→ **Exercise aim**:
Output all the records word for word. Drop the pictures.

→ **Records from a collection**:
○ ○ ○ ○

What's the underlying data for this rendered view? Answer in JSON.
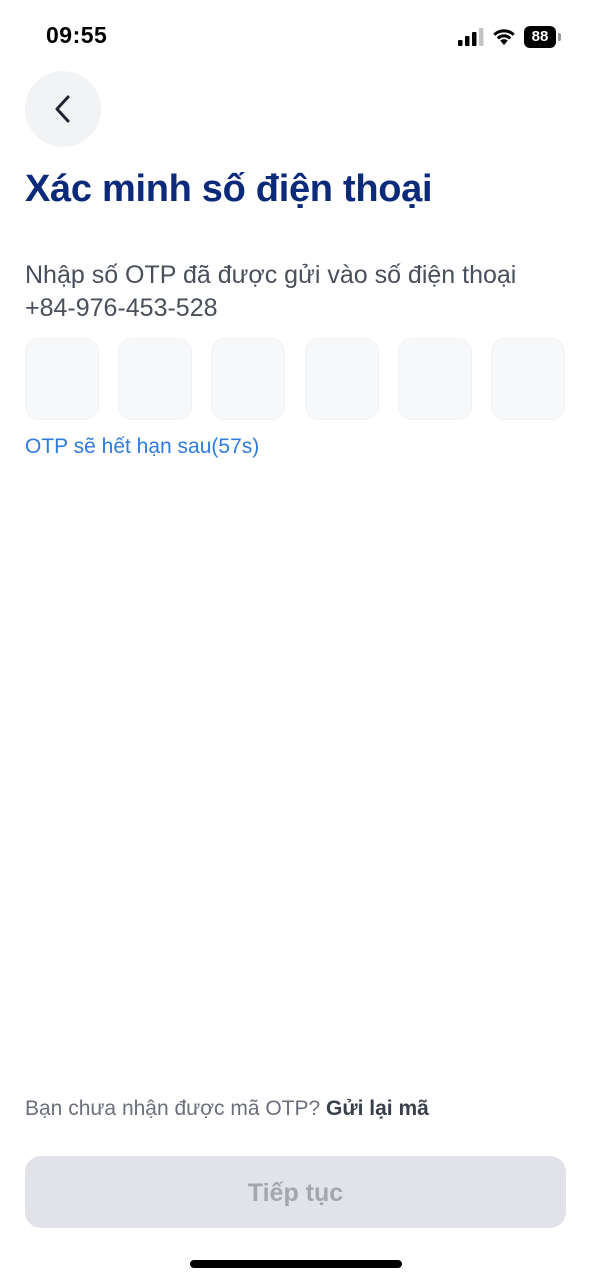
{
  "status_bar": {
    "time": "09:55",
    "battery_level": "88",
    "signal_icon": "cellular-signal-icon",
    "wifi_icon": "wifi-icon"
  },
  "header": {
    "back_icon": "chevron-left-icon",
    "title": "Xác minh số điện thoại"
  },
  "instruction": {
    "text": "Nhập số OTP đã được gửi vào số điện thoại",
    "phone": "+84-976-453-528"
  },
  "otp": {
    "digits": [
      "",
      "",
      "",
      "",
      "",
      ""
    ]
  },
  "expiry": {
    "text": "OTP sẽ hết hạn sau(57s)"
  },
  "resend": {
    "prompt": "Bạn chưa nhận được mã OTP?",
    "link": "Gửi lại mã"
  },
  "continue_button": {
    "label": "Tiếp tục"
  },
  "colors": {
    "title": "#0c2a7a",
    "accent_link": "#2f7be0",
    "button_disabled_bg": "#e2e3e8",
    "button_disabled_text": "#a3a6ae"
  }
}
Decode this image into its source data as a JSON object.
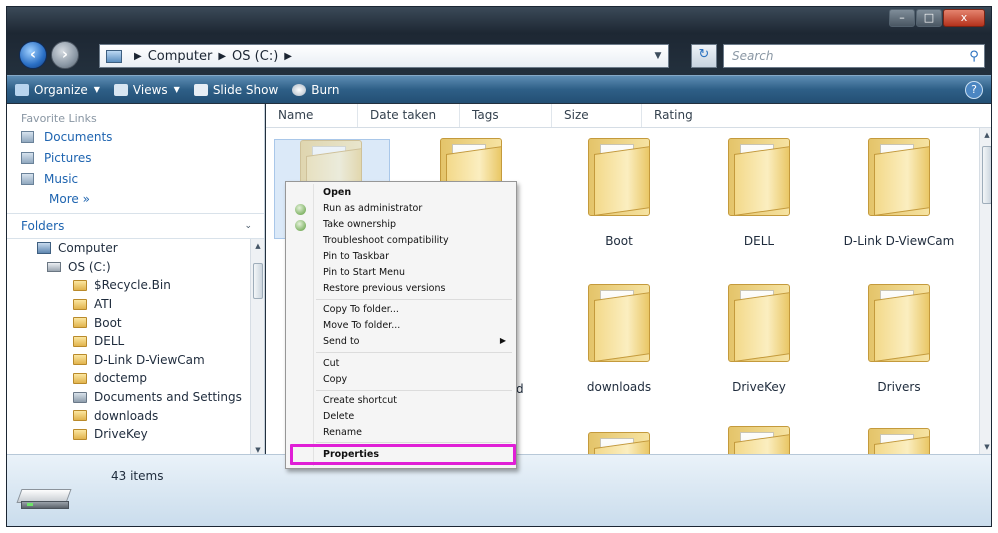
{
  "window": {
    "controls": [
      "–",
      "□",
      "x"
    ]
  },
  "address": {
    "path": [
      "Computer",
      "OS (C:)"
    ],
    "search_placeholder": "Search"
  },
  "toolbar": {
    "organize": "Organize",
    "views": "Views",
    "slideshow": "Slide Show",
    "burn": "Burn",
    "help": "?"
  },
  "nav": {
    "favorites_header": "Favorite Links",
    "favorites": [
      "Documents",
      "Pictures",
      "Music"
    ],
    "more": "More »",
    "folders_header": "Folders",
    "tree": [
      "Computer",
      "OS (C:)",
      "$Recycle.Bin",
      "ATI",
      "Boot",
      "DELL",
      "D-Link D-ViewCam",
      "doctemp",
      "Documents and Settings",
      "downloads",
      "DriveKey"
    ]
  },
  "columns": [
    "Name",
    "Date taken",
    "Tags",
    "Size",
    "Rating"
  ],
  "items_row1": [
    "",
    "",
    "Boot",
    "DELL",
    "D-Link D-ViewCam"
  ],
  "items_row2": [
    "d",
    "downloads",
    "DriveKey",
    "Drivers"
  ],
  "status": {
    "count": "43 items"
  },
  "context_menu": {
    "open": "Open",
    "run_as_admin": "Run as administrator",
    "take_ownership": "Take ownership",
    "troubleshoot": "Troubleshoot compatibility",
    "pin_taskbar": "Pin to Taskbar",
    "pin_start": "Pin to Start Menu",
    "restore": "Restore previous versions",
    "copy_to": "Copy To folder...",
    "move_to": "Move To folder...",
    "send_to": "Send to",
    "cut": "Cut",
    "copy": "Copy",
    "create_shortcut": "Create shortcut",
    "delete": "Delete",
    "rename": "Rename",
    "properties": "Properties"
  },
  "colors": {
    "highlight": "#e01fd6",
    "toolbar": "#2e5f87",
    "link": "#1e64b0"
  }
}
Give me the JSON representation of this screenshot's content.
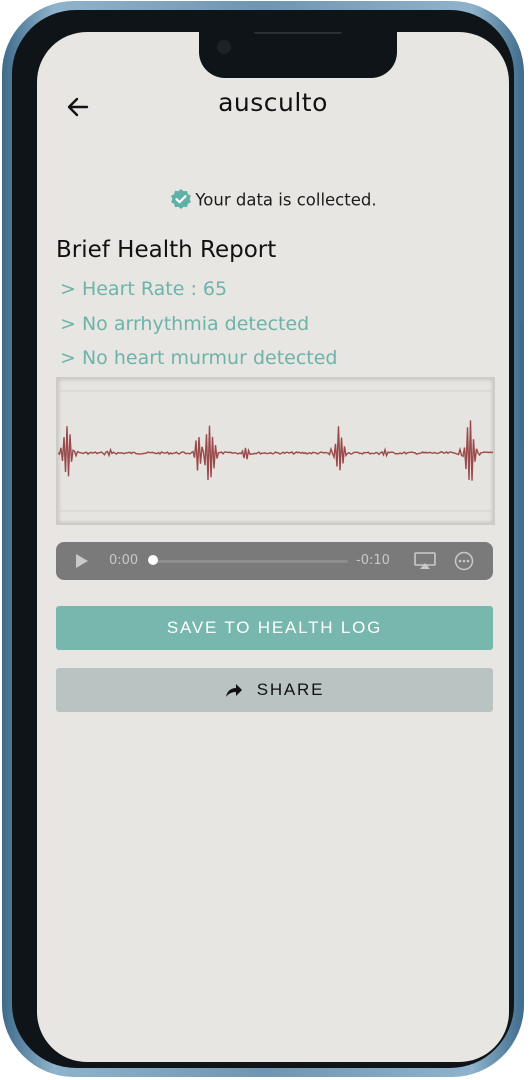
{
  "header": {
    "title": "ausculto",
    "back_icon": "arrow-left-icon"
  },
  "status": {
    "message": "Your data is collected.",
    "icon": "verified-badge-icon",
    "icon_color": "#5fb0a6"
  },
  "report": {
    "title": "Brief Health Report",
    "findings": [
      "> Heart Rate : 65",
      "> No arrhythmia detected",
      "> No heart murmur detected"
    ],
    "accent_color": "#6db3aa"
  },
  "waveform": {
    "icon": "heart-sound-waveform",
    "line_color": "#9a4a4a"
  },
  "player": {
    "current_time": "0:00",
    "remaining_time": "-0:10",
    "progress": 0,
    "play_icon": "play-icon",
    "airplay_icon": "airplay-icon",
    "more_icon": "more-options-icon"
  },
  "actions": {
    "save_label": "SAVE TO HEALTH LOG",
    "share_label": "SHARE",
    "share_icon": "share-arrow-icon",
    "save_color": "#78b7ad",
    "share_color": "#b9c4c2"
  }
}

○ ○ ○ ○

→ **Output of the exercise**:
What's the underlying data for this rendered view? Answer in JSON.
{
  "status_bar": {
    "time": "09:55",
    "battery_level": "88",
    "signal_icon": "cellular-signal-icon",
    "wifi_icon": "wifi-icon"
  },
  "header": {
    "back_icon": "chevron-left-icon",
    "title": "Xác minh số điện thoại"
  },
  "instruction": {
    "text": "Nhập số OTP đã được gửi vào số điện thoại",
    "phone": "+84-976-453-528"
  },
  "otp": {
    "digits": [
      "",
      "",
      "",
      "",
      "",
      ""
    ]
  },
  "expiry": {
    "text": "OTP sẽ hết hạn sau(57s)"
  },
  "resend": {
    "prompt": "Bạn chưa nhận được mã OTP?",
    "link": "Gửi lại mã"
  },
  "continue_button": {
    "label": "Tiếp tục"
  },
  "colors": {
    "title": "#0c2a7a",
    "accent_link": "#2f7be0",
    "button_disabled_bg": "#e2e3e8",
    "button_disabled_text": "#a3a6ae"
  }
}
Decode this image into its source data as a JSON object.
{
  "window": {
    "controls": [
      "–",
      "□",
      "x"
    ]
  },
  "address": {
    "path": [
      "Computer",
      "OS (C:)"
    ],
    "search_placeholder": "Search"
  },
  "toolbar": {
    "organize": "Organize",
    "views": "Views",
    "slideshow": "Slide Show",
    "burn": "Burn",
    "help": "?"
  },
  "nav": {
    "favorites_header": "Favorite Links",
    "favorites": [
      "Documents",
      "Pictures",
      "Music"
    ],
    "more": "More »",
    "folders_header": "Folders",
    "tree": [
      "Computer",
      "OS (C:)",
      "$Recycle.Bin",
      "ATI",
      "Boot",
      "DELL",
      "D-Link D-ViewCam",
      "doctemp",
      "Documents and Settings",
      "downloads",
      "DriveKey"
    ]
  },
  "columns": [
    "Name",
    "Date taken",
    "Tags",
    "Size",
    "Rating"
  ],
  "items_row1": [
    "",
    "",
    "Boot",
    "DELL",
    "D-Link D-ViewCam"
  ],
  "items_row2": [
    "d",
    "downloads",
    "DriveKey",
    "Drivers"
  ],
  "status": {
    "count": "43 items"
  },
  "context_menu": {
    "open": "Open",
    "run_as_admin": "Run as administrator",
    "take_ownership": "Take ownership",
    "troubleshoot": "Troubleshoot compatibility",
    "pin_taskbar": "Pin to Taskbar",
    "pin_start": "Pin to Start Menu",
    "restore": "Restore previous versions",
    "copy_to": "Copy To folder...",
    "move_to": "Move To folder...",
    "send_to": "Send to",
    "cut": "Cut",
    "copy": "Copy",
    "create_shortcut": "Create shortcut",
    "delete": "Delete",
    "rename": "Rename",
    "properties": "Properties"
  },
  "colors": {
    "highlight": "#e01fd6",
    "toolbar": "#2e5f87",
    "link": "#1e64b0"
  }
}
Give me the JSON representation of this screenshot's content.
{
  "header": {
    "title": "ausculto",
    "back_icon": "arrow-left-icon"
  },
  "status": {
    "message": "Your data is collected.",
    "icon": "verified-badge-icon",
    "icon_color": "#5fb0a6"
  },
  "report": {
    "title": "Brief Health Report",
    "findings": [
      "> Heart Rate : 65",
      "> No arrhythmia detected",
      "> No heart murmur detected"
    ],
    "accent_color": "#6db3aa"
  },
  "waveform": {
    "icon": "heart-sound-waveform",
    "line_color": "#9a4a4a"
  },
  "player": {
    "current_time": "0:00",
    "remaining_time": "-0:10",
    "progress": 0,
    "play_icon": "play-icon",
    "airplay_icon": "airplay-icon",
    "more_icon": "more-options-icon"
  },
  "actions": {
    "save_label": "SAVE TO HEALTH LOG",
    "share_label": "SHARE",
    "share_icon": "share-arrow-icon",
    "save_color": "#78b7ad",
    "share_color": "#b9c4c2"
  }
}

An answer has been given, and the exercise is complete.